Thursday, August 19, 1982
A fine clear windy morning with blue skies but I felt sick inside. I set off to school at nine, leaving Mum as nervous as I was.
I met Jeremy and Deborah on the way in and we laughed and joked nervously, but Deborah looked deathly pale and she seemed pretty worried. We had an agonising wait outside Barkston’s office until, finally, Mr. Elson opened the door clutching a handful of plain brown envelopes with our names neatly biro-ed on the front. He put them down on a table in the hallway—a mad scramble ensued as we grabbed our envelopes—and Jeremy, Lee and I rushed downstairs to the common room.
I couldn’t bear to open mine. . . . A jubilant shout from Lee; a ‘B’ in English. . . . Fearfully, I tore at the envelope . . . an ‘A’ in English . . . a ‘B’ in General Studies . . . an ‘A’ in History . . . a ‘B’ in Art. I just couldn’t believe it!
My amazement was immediately tempered; there was Elaine Buckley crumpled in tears, comforted by her father after four fails, Deborah white faced and desolate after three fails and an ‘E’ in English, Mark Pittock with two ‘E’s and two fails.
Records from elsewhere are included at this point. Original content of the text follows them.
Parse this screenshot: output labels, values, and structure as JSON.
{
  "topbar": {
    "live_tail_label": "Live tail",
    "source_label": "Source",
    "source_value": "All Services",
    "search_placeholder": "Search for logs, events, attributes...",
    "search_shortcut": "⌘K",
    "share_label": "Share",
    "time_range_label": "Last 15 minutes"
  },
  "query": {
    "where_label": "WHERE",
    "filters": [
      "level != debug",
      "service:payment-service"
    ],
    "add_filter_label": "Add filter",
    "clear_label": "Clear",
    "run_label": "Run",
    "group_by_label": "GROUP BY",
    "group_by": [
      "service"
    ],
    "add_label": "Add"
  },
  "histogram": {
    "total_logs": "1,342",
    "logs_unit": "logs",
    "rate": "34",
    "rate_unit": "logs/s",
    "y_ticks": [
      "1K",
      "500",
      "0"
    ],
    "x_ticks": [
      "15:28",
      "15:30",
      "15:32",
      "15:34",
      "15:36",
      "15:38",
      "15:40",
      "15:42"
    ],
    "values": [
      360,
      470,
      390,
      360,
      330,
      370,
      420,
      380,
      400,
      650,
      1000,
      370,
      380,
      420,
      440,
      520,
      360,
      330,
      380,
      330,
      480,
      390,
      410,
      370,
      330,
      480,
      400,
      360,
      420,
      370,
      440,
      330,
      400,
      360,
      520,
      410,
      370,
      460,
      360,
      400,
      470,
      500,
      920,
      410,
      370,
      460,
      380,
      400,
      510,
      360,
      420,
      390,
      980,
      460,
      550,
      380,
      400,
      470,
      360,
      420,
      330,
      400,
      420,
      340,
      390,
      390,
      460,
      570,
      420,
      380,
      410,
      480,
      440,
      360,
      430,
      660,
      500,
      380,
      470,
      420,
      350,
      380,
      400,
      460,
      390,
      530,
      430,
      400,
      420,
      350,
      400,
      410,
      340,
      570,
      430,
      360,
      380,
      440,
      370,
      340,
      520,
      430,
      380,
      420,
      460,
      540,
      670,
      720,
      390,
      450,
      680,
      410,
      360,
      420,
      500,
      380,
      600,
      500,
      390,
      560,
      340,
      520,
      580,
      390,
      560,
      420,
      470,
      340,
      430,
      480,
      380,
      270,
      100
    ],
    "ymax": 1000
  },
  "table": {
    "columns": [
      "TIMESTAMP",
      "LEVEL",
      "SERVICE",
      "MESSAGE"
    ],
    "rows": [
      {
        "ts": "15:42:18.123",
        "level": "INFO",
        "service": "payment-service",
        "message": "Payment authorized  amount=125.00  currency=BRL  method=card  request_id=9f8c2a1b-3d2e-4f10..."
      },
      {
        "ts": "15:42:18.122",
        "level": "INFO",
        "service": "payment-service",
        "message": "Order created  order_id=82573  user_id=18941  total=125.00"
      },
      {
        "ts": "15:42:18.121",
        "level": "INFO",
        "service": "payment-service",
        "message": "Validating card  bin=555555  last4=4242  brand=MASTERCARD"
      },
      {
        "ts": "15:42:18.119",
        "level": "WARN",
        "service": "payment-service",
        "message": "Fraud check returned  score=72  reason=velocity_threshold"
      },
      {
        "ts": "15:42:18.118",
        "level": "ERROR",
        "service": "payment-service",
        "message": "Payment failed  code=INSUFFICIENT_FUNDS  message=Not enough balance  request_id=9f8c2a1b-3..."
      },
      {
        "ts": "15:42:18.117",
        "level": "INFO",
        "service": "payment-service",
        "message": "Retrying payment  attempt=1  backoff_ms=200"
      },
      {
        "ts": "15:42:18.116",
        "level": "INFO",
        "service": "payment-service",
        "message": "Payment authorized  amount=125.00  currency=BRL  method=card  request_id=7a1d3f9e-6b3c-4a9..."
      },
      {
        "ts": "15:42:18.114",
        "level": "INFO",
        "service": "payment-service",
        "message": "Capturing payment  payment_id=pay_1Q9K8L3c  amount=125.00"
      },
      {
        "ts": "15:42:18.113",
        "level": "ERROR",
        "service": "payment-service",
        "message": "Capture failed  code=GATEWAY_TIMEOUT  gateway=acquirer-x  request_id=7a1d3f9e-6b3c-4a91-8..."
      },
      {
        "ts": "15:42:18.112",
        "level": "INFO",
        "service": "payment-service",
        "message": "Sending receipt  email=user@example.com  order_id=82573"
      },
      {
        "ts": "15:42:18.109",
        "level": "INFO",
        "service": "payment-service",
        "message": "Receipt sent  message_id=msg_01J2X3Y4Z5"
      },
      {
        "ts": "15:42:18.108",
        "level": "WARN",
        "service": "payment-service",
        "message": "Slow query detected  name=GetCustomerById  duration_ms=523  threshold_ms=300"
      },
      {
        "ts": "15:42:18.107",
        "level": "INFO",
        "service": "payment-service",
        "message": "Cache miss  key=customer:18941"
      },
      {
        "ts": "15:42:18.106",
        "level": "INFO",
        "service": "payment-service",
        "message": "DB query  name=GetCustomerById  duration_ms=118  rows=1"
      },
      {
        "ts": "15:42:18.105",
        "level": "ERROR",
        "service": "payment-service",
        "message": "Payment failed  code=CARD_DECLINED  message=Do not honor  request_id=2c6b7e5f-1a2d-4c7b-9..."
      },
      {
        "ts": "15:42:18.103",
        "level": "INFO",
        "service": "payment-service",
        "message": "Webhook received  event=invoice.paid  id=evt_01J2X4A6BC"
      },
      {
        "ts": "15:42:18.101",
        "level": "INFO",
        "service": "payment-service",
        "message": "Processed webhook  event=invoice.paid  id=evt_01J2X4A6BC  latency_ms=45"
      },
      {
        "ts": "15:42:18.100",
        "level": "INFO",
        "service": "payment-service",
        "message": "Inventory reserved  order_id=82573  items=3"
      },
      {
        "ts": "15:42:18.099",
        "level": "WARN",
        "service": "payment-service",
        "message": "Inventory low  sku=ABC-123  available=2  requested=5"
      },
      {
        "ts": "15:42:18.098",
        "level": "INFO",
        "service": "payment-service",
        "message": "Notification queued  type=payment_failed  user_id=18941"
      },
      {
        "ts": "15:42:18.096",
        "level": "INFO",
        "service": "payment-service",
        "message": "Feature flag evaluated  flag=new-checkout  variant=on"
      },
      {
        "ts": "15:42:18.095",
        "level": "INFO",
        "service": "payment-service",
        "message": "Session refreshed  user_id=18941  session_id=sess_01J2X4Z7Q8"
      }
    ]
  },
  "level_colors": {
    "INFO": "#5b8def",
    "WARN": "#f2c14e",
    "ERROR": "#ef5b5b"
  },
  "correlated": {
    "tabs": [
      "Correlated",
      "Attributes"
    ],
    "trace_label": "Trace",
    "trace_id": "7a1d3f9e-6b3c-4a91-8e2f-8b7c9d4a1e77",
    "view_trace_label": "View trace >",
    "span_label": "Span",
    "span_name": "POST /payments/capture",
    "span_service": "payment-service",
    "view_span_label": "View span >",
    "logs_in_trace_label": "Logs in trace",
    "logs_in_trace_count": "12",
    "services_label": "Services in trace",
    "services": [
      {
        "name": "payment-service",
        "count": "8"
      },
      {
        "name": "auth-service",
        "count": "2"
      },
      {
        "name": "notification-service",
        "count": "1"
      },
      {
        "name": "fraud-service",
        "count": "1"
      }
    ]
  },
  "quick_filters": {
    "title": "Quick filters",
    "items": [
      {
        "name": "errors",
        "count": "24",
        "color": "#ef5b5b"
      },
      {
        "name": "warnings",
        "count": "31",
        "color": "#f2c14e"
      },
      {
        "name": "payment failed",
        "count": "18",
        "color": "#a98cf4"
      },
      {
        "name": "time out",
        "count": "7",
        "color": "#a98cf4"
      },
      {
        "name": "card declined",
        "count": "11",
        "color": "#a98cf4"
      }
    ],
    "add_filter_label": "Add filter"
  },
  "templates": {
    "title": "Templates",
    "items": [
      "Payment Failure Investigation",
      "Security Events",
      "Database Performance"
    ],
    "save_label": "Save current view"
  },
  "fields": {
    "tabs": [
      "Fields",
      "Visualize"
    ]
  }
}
And I cocked about all last year and yet get this! I felt guilty and any pleasure I might have felt was offset by the unhappiness all around. Lee had mixed feelings about his B, C and two Es. Jeremy got BBCD, Duncan ADE and F (his ‘A’ in Eng. Lit.). I feel like such a fraud.
At home Mum and Dad were both very pleased but I just couldn’t be like Dad (“I can’t understand your attitude. Everyone should look after themselves first!”). A few minutes after I got back Grant rang, his voice resigned and shivery as he told me of his two Es and a fail in English. This only made me feel worse.
After I got home from Tesco, I got into a blazing row with Mum & Dad over my reasons for going to University. Dad asked if a Watermouth degree will be “as good as a degree from Oxford for finding a job” and I answered (rashly I suppose) that “I’m not going there for purely mercenary career reasons.” This soon escalated into a why-are-you-going-then? argument before Dad stormed off to bed. I was angry at their intransigence and stubborn misinterpretation of what I'd said.
I do understand their point of view; they're making a big commitment, but should I be tied to their wishes for ever because of this? I see now that this is going to be an area of howling dissension between us over the years, a “rift” as Mum puts it, with them condemning my apparently aimless drifting to and fro.
But why am I going to University? I don’t really know, but it is definitely not just to carve out a secure little materialistic niche for myself.